▶ **TASK DESCRIPTION**
When a line of the material has the word "badge" in it, copy that line.

▶ **RECORDS SHOWN**

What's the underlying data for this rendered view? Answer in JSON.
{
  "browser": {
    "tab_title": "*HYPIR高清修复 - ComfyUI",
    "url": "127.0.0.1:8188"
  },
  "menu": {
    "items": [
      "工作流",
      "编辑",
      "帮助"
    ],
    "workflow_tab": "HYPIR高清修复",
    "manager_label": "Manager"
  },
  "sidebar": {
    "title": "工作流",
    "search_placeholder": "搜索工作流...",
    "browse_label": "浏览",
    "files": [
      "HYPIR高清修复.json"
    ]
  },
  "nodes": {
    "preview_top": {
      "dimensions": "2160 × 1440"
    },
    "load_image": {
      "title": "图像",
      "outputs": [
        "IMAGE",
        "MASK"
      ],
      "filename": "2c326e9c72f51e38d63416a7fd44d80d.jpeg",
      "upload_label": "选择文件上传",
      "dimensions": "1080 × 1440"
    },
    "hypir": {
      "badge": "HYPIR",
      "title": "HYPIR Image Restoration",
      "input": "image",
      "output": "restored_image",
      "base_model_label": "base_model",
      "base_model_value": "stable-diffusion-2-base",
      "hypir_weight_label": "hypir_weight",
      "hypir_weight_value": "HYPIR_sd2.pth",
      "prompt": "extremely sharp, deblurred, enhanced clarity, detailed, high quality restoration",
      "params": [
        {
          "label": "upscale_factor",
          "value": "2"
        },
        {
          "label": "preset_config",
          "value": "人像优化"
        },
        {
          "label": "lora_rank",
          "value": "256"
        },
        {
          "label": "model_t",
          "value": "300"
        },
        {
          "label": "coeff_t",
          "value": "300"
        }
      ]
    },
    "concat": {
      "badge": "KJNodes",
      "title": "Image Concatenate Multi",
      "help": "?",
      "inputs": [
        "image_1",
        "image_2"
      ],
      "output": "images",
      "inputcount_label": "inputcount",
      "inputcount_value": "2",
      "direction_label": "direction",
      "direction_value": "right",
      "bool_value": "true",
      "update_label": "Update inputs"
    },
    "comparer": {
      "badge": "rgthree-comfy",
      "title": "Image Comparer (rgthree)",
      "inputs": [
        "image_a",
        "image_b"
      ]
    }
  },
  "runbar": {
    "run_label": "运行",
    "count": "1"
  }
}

▶ **RESPONSE AREA**
      "badge": "HYPIR",
      "badge": "KJNodes",
      "badge": "rgthree-comfy",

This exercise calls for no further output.